Start of Dataset entries
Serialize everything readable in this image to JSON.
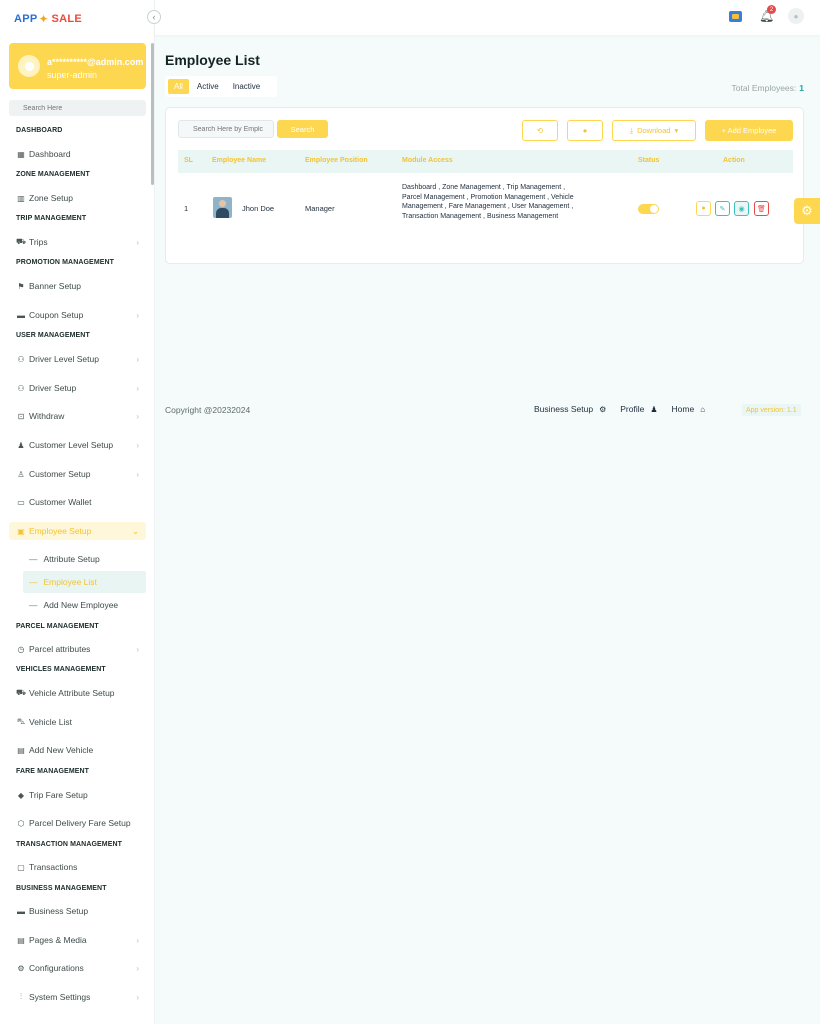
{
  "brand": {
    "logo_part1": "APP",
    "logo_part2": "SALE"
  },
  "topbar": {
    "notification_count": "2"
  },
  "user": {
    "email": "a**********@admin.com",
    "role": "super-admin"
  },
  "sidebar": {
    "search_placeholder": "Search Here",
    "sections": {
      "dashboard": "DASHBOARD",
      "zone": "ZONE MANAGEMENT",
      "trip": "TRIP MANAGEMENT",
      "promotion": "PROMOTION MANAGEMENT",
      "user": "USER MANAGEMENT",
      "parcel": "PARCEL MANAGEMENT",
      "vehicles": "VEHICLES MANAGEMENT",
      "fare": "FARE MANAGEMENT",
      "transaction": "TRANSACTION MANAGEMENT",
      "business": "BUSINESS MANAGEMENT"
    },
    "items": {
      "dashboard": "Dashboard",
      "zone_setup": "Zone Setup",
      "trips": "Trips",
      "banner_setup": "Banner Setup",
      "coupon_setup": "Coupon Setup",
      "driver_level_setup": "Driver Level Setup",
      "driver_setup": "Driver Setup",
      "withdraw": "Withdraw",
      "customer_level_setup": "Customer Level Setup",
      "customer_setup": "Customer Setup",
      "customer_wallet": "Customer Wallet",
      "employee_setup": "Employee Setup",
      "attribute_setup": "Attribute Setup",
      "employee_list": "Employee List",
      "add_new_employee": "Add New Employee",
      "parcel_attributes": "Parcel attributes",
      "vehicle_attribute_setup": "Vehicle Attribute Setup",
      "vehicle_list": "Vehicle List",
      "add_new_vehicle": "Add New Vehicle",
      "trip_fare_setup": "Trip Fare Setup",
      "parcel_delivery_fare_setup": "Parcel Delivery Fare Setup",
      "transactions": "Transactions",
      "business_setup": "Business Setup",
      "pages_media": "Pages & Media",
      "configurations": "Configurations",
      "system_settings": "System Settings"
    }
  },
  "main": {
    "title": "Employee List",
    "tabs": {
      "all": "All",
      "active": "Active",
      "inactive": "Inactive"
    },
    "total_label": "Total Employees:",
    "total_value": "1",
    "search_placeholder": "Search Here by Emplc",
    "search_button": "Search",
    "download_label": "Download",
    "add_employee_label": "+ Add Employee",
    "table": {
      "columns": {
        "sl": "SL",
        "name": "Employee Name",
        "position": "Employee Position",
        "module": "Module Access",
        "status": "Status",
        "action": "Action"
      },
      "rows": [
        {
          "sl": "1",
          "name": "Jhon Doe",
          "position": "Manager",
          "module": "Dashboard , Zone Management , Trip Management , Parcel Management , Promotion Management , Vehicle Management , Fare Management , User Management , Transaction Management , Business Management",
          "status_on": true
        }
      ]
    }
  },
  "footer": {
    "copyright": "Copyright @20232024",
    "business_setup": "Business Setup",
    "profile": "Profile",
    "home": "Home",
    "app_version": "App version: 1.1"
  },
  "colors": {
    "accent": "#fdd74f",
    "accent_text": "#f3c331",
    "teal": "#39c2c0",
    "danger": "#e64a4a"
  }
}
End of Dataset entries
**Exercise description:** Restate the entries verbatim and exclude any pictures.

**Task result:**
Serialize everything readable in this image to JSON.
{
  "brand": {
    "logo_part1": "APP",
    "logo_part2": "SALE"
  },
  "topbar": {
    "notification_count": "2"
  },
  "user": {
    "email": "a**********@admin.com",
    "role": "super-admin"
  },
  "sidebar": {
    "search_placeholder": "Search Here",
    "sections": {
      "dashboard": "DASHBOARD",
      "zone": "ZONE MANAGEMENT",
      "trip": "TRIP MANAGEMENT",
      "promotion": "PROMOTION MANAGEMENT",
      "user": "USER MANAGEMENT",
      "parcel": "PARCEL MANAGEMENT",
      "vehicles": "VEHICLES MANAGEMENT",
      "fare": "FARE MANAGEMENT",
      "transaction": "TRANSACTION MANAGEMENT",
      "business": "BUSINESS MANAGEMENT"
    },
    "items": {
      "dashboard": "Dashboard",
      "zone_setup": "Zone Setup",
      "trips": "Trips",
      "banner_setup": "Banner Setup",
      "coupon_setup": "Coupon Setup",
      "driver_level_setup": "Driver Level Setup",
      "driver_setup": "Driver Setup",
      "withdraw": "Withdraw",
      "customer_level_setup": "Customer Level Setup",
      "customer_setup": "Customer Setup",
      "customer_wallet": "Customer Wallet",
      "employee_setup": "Employee Setup",
      "attribute_setup": "Attribute Setup",
      "employee_list": "Employee List",
      "add_new_employee": "Add New Employee",
      "parcel_attributes": "Parcel attributes",
      "vehicle_attribute_setup": "Vehicle Attribute Setup",
      "vehicle_list": "Vehicle List",
      "add_new_vehicle": "Add New Vehicle",
      "trip_fare_setup": "Trip Fare Setup",
      "parcel_delivery_fare_setup": "Parcel Delivery Fare Setup",
      "transactions": "Transactions",
      "business_setup": "Business Setup",
      "pages_media": "Pages & Media",
      "configurations": "Configurations",
      "system_settings": "System Settings"
    }
  },
  "main": {
    "title": "Employee List",
    "tabs": {
      "all": "All",
      "active": "Active",
      "inactive": "Inactive"
    },
    "total_label": "Total Employees:",
    "total_value": "1",
    "search_placeholder": "Search Here by Emplc",
    "search_button": "Search",
    "download_label": "Download",
    "add_employee_label": "+ Add Employee",
    "table": {
      "columns": {
        "sl": "SL",
        "name": "Employee Name",
        "position": "Employee Position",
        "module": "Module Access",
        "status": "Status",
        "action": "Action"
      },
      "rows": [
        {
          "sl": "1",
          "name": "Jhon Doe",
          "position": "Manager",
          "module": "Dashboard , Zone Management , Trip Management , Parcel Management , Promotion Management , Vehicle Management , Fare Management , User Management , Transaction Management , Business Management",
          "status_on": true
        }
      ]
    }
  },
  "footer": {
    "copyright": "Copyright @20232024",
    "business_setup": "Business Setup",
    "profile": "Profile",
    "home": "Home",
    "app_version": "App version: 1.1"
  },
  "colors": {
    "accent": "#fdd74f",
    "accent_text": "#f3c331",
    "teal": "#39c2c0",
    "danger": "#e64a4a"
  }
}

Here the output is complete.